[Data about app and page elements]
════════════════════

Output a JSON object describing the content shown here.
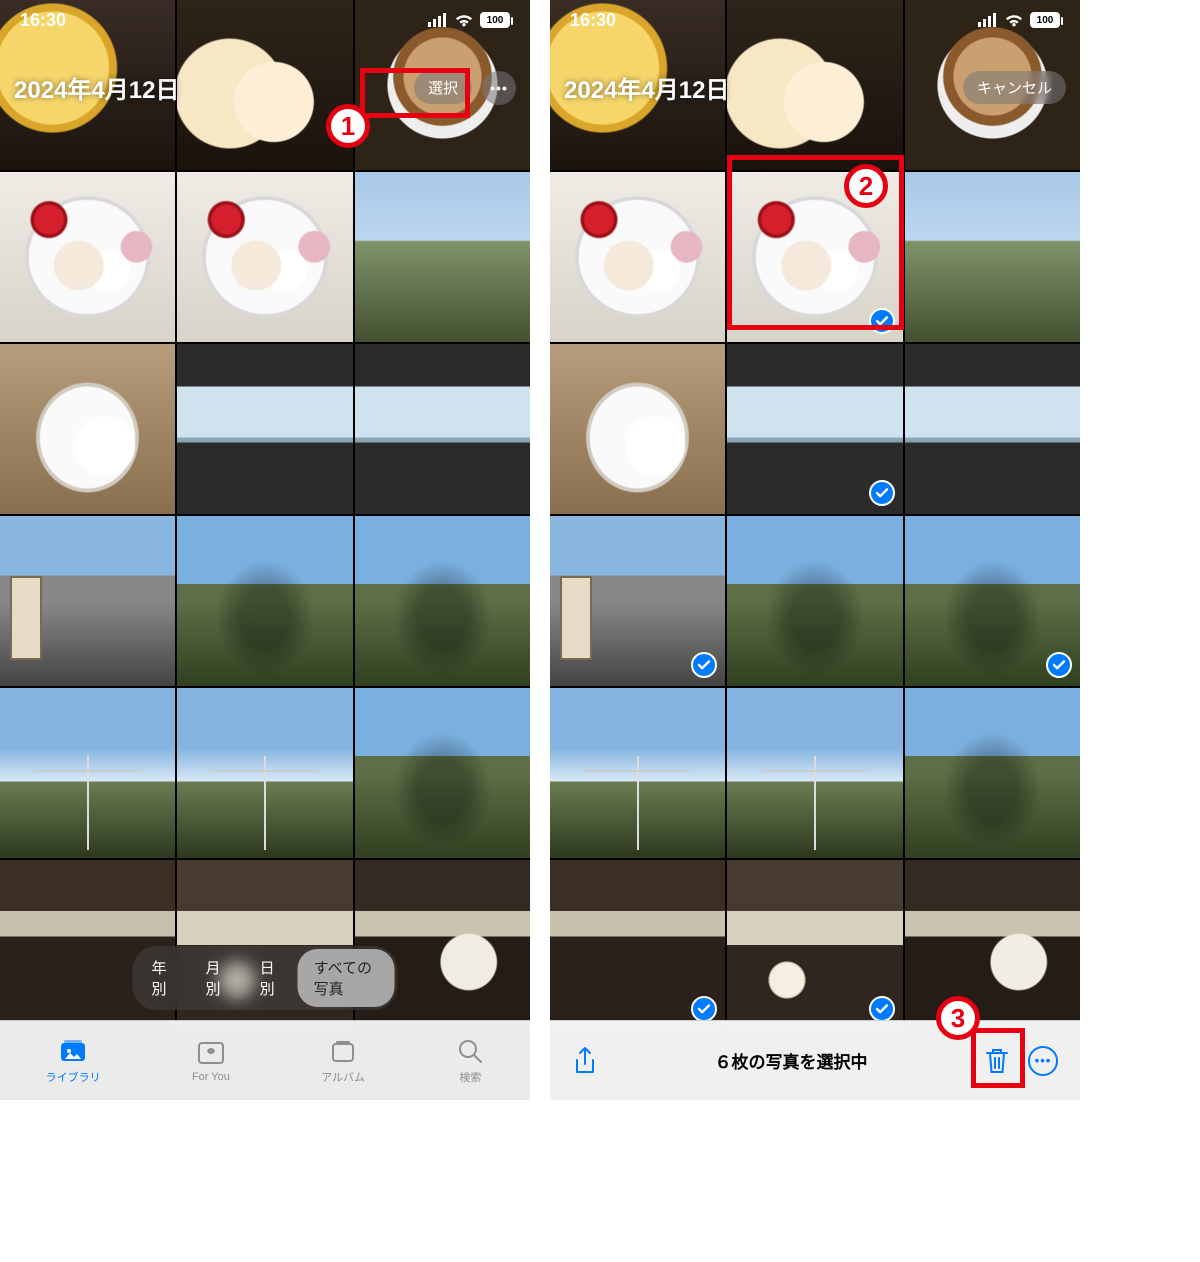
{
  "status": {
    "time": "16:30",
    "battery": "100"
  },
  "left": {
    "title": "2024年4月12日",
    "select_label": "選択",
    "seg": {
      "year": "年別",
      "month": "月別",
      "day": "日別",
      "all": "すべての写真"
    },
    "tabs": {
      "library": "ライブラリ",
      "foryou": "For You",
      "albums": "アルバム",
      "search": "検索"
    }
  },
  "right": {
    "title": "2024年4月12日",
    "cancel_label": "キャンセル",
    "status_text": "６枚の写真を選択中"
  },
  "annotations": {
    "n1": "1",
    "n2": "2",
    "n3": "3"
  }
}
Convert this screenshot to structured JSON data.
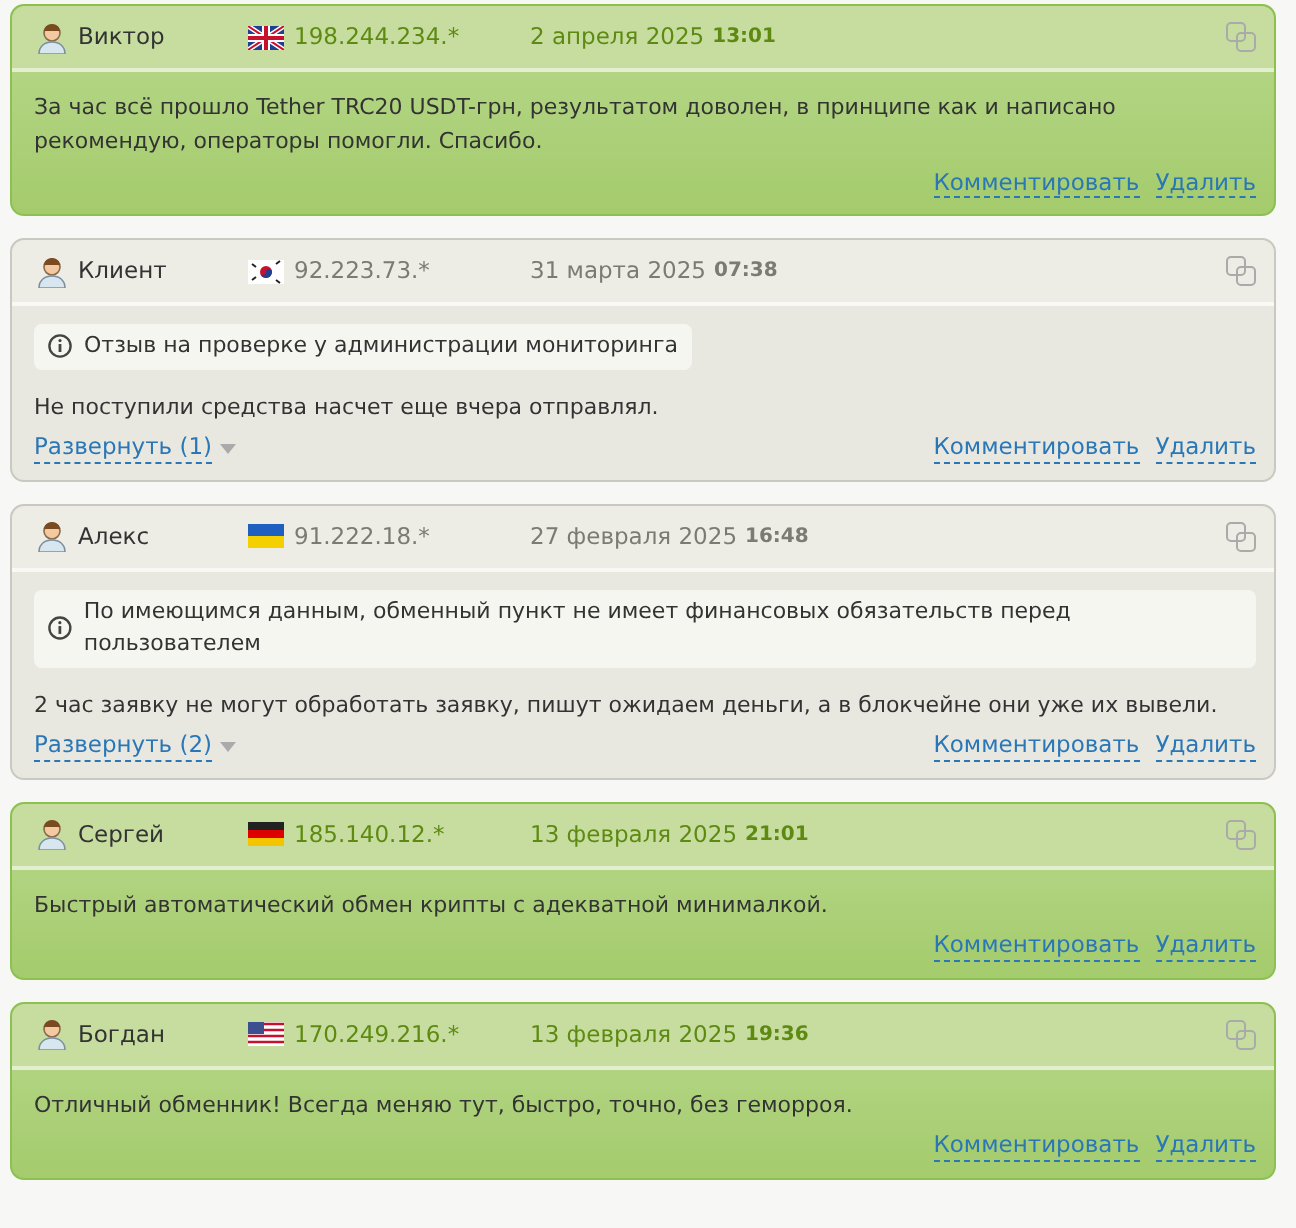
{
  "reviews": [
    {
      "kind": "positive",
      "author": "Виктор",
      "flag": {
        "kind": "gb"
      },
      "ip": "198.244.234.*",
      "date": "2 апреля 2025",
      "time": "13:01",
      "text": "За час всё прошло Tether TRC20 USDT-грн, результатом доволен, в принципе как и написано рекомендую, операторы помогли. Спасибо.",
      "actions": [
        "Комментировать",
        "Удалить"
      ]
    },
    {
      "kind": "neutral",
      "author": "Клиент",
      "flag": {
        "kind": "kr"
      },
      "ip": "92.223.73.*",
      "date": "31 марта 2025",
      "time": "07:38",
      "notice": "Отзыв на проверке у администрации мониторинга",
      "text": "Не поступили средства насчет еще вчера отправлял.",
      "expand": "Развернуть (1)",
      "actions": [
        "Комментировать",
        "Удалить"
      ]
    },
    {
      "kind": "neutral",
      "author": "Алекс",
      "flag": {
        "kind": "ua"
      },
      "ip": "91.222.18.*",
      "date": "27 февраля 2025",
      "time": "16:48",
      "notice": "По имеющимся данным, обменный пункт не имеет финансовых обязательств перед пользователем",
      "text": "2 час заявку не могут обработать заявку, пишут ожидаем деньги, а в блокчейне они уже их вывели.",
      "expand": "Развернуть (2)",
      "actions": [
        "Комментировать",
        "Удалить"
      ]
    },
    {
      "kind": "positive",
      "author": "Сергей",
      "flag": {
        "kind": "de"
      },
      "ip": "185.140.12.*",
      "date": "13 февраля 2025",
      "time": "21:01",
      "text": "Быстрый автоматический обмен крипты с адекватной минималкой.",
      "actions": [
        "Комментировать",
        "Удалить"
      ]
    },
    {
      "kind": "positive",
      "author": "Богдан",
      "flag": {
        "kind": "us"
      },
      "ip": "170.249.216.*",
      "date": "13 февраля 2025",
      "time": "19:36",
      "text": "Отличный обменник! Всегда меняю тут, быстро, точно, без геморроя.",
      "actions": [
        "Комментировать",
        "Удалить"
      ]
    }
  ]
}
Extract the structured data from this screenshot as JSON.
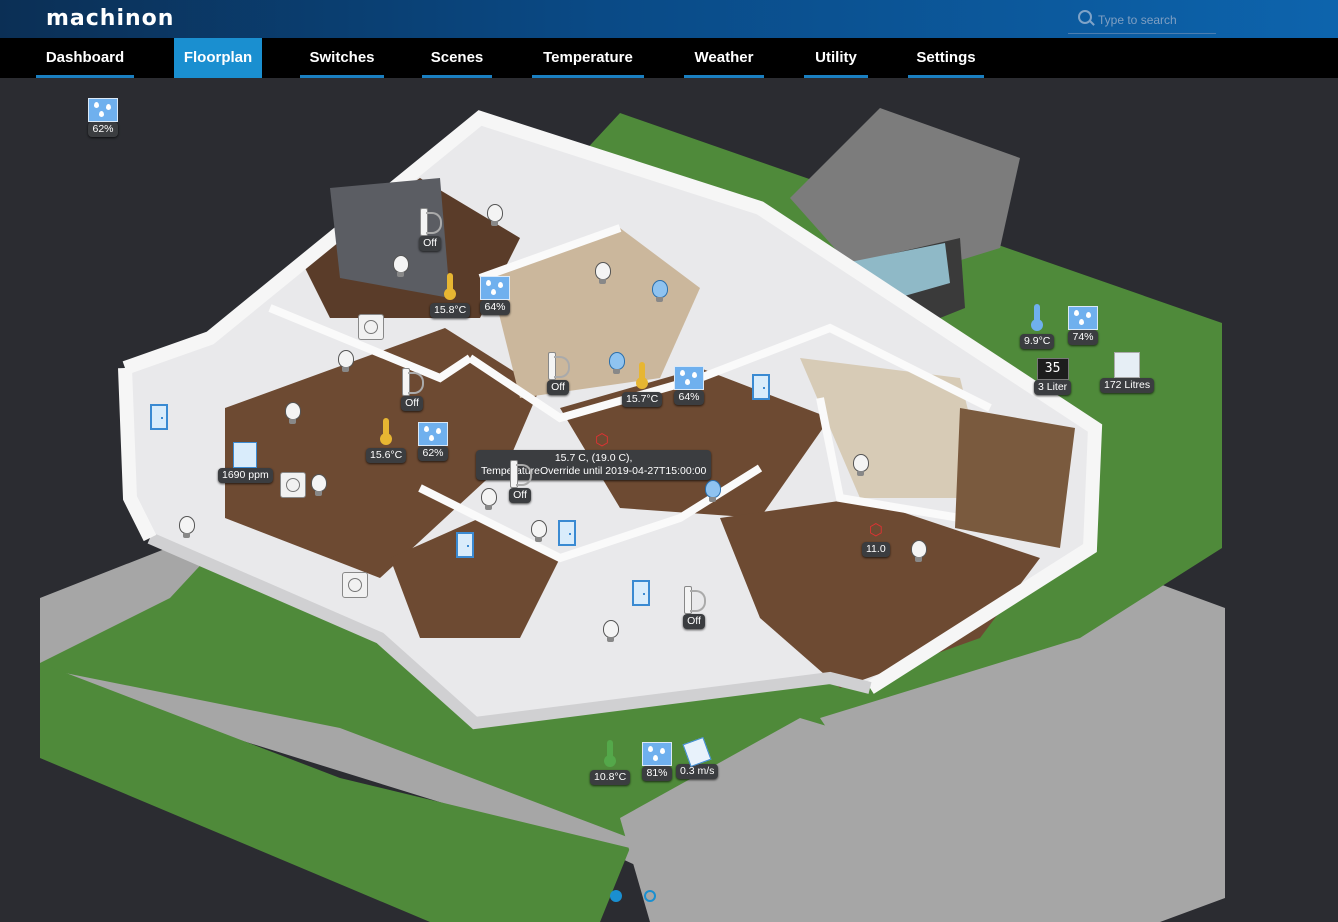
{
  "app": {
    "logo_text": "machinon"
  },
  "search": {
    "placeholder": "Type to search"
  },
  "nav": {
    "tabs": [
      {
        "label": "Dashboard"
      },
      {
        "label": "Floorplan"
      },
      {
        "label": "Switches"
      },
      {
        "label": "Scenes"
      },
      {
        "label": "Temperature"
      },
      {
        "label": "Weather"
      },
      {
        "label": "Utility"
      },
      {
        "label": "Settings"
      }
    ],
    "active": "Floorplan"
  },
  "devices": {
    "outside_top_left_humidity": "62%",
    "bedroom_switch": "Off",
    "bedroom_temp": "15.8°C",
    "bedroom_humidity": "64%",
    "hall_switch": "Off",
    "kitchen_switch": "Off",
    "kitchen_temp": "15.7°C",
    "kitchen_humidity": "64%",
    "living_temp": "15.6°C",
    "living_humidity": "62%",
    "living_co2": "1690 ppm",
    "center_switch": "Off",
    "entrance_switch": "Off",
    "office_heating": "11.0",
    "garden_temp": "9.9°C",
    "garden_humidity": "74%",
    "garden_rain": "3 Liter",
    "garden_water": "172 Litres",
    "outdoor_temp": "10.8°C",
    "outdoor_humidity": "81%",
    "outdoor_wind": "0.3 m/s",
    "rain_counter": "35"
  },
  "tooltip": {
    "line1": "15.7 C, (19.0 C),",
    "line2": "TemperatureOverride until 2019-04-27T15:00:00"
  },
  "colors": {
    "header_start": "#0b2f55",
    "header_end": "#0d64ad",
    "nav_bg": "#000000",
    "tab_active": "#1a8fd0",
    "tab_underline": "#1a7fc0",
    "page_bg": "#2b2c31",
    "grass": "#4f8a3a"
  }
}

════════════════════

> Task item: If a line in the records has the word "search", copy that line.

> Written answer:
      "search": "検索"
  "search": {
    "placeholder": "Type to search"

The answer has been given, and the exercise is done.